Provided records below:

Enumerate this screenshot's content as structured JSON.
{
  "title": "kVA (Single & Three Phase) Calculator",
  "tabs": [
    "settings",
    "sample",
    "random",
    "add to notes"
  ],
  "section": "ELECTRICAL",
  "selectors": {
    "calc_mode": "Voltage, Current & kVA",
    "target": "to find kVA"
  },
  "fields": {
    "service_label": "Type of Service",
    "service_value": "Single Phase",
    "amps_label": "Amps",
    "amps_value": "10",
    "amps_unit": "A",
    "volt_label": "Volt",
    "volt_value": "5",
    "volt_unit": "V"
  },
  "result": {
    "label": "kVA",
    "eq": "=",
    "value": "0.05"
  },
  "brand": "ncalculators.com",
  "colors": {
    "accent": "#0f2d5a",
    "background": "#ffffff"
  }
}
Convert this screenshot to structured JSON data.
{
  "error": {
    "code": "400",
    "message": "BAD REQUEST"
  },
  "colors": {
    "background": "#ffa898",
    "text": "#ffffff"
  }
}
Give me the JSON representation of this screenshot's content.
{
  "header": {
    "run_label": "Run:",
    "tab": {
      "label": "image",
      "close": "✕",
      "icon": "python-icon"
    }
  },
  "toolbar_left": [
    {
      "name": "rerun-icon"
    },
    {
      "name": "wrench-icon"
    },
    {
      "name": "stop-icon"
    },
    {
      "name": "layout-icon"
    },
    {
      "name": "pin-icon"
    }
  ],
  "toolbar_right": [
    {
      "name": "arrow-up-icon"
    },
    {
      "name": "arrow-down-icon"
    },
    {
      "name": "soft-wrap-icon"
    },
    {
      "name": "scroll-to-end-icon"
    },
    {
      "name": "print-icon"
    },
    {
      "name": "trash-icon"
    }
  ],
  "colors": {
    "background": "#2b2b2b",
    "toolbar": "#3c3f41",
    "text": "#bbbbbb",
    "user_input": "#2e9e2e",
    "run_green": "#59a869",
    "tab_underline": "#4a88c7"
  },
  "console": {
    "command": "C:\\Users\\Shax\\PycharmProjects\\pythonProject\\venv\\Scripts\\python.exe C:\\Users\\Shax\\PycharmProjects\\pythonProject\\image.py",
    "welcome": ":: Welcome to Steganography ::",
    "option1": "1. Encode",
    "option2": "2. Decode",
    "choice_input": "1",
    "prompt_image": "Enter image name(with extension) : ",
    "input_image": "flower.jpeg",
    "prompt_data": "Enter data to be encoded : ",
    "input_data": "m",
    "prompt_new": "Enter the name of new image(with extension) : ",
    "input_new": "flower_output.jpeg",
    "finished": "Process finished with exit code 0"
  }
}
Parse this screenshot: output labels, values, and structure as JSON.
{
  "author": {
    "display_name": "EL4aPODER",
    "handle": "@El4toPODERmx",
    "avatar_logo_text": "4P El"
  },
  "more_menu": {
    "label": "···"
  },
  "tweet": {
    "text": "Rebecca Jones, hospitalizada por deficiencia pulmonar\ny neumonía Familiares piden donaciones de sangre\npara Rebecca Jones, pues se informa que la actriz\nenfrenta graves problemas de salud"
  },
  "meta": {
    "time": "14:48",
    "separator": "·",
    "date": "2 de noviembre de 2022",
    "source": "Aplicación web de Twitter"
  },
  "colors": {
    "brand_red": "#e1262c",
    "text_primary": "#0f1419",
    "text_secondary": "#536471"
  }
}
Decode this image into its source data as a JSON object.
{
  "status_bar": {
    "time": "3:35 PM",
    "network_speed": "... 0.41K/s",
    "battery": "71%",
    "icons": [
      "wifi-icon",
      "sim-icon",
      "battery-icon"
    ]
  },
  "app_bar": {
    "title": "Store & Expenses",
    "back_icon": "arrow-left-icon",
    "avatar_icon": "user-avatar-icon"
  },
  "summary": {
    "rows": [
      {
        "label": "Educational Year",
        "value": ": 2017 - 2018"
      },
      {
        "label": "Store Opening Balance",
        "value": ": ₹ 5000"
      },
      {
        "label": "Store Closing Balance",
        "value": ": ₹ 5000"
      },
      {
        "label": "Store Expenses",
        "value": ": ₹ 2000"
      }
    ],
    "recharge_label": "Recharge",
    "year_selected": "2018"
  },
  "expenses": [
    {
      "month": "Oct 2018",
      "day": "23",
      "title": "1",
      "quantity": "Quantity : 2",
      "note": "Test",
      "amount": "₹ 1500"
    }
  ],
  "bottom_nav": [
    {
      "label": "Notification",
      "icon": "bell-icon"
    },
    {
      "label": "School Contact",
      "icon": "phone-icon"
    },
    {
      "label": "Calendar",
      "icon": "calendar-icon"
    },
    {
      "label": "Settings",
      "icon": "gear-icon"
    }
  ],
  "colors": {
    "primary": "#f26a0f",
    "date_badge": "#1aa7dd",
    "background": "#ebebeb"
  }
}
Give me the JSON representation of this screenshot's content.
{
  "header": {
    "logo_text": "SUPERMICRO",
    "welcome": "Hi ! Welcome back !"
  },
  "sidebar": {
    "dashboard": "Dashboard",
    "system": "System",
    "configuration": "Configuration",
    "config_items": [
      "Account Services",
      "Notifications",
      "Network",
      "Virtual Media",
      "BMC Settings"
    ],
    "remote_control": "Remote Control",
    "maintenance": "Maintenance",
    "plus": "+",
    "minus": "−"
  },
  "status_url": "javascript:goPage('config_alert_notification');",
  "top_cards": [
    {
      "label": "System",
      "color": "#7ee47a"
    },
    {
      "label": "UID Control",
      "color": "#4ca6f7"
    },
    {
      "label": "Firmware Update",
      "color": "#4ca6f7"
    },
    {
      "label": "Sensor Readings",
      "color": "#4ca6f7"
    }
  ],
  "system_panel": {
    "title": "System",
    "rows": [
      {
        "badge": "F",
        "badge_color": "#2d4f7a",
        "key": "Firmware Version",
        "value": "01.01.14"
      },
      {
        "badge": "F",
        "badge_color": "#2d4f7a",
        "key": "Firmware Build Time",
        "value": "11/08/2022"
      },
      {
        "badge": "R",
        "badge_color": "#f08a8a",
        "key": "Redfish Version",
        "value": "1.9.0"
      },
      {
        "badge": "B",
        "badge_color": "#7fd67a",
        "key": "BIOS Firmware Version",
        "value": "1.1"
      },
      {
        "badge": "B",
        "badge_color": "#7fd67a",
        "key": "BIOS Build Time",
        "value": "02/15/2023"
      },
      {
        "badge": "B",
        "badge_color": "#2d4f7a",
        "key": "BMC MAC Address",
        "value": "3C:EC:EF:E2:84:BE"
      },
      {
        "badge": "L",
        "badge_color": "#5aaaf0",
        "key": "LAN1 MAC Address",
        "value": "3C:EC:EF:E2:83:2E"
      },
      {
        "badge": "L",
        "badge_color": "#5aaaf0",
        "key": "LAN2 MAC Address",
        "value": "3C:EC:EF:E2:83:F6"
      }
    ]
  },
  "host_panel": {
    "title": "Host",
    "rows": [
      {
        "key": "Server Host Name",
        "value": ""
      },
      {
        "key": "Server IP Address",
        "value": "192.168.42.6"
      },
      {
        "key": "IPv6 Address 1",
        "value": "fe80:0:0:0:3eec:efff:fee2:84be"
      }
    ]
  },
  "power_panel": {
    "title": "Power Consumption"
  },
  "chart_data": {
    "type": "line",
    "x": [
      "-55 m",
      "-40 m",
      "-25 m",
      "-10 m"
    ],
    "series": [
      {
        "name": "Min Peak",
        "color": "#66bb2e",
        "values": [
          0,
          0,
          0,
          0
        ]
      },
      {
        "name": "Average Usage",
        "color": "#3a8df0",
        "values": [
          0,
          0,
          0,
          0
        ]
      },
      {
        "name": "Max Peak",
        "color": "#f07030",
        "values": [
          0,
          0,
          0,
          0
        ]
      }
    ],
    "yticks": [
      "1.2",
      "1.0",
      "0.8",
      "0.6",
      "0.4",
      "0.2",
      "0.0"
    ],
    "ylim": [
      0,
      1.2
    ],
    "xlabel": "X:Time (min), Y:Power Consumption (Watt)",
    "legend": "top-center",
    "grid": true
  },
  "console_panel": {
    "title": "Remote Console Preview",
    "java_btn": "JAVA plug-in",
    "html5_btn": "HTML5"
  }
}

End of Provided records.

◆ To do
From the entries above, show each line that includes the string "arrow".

◆ Task answer
      "name": "arrow-up-icon"
      "name": "arrow-down-icon"
    "back_icon": "arrow-left-icon",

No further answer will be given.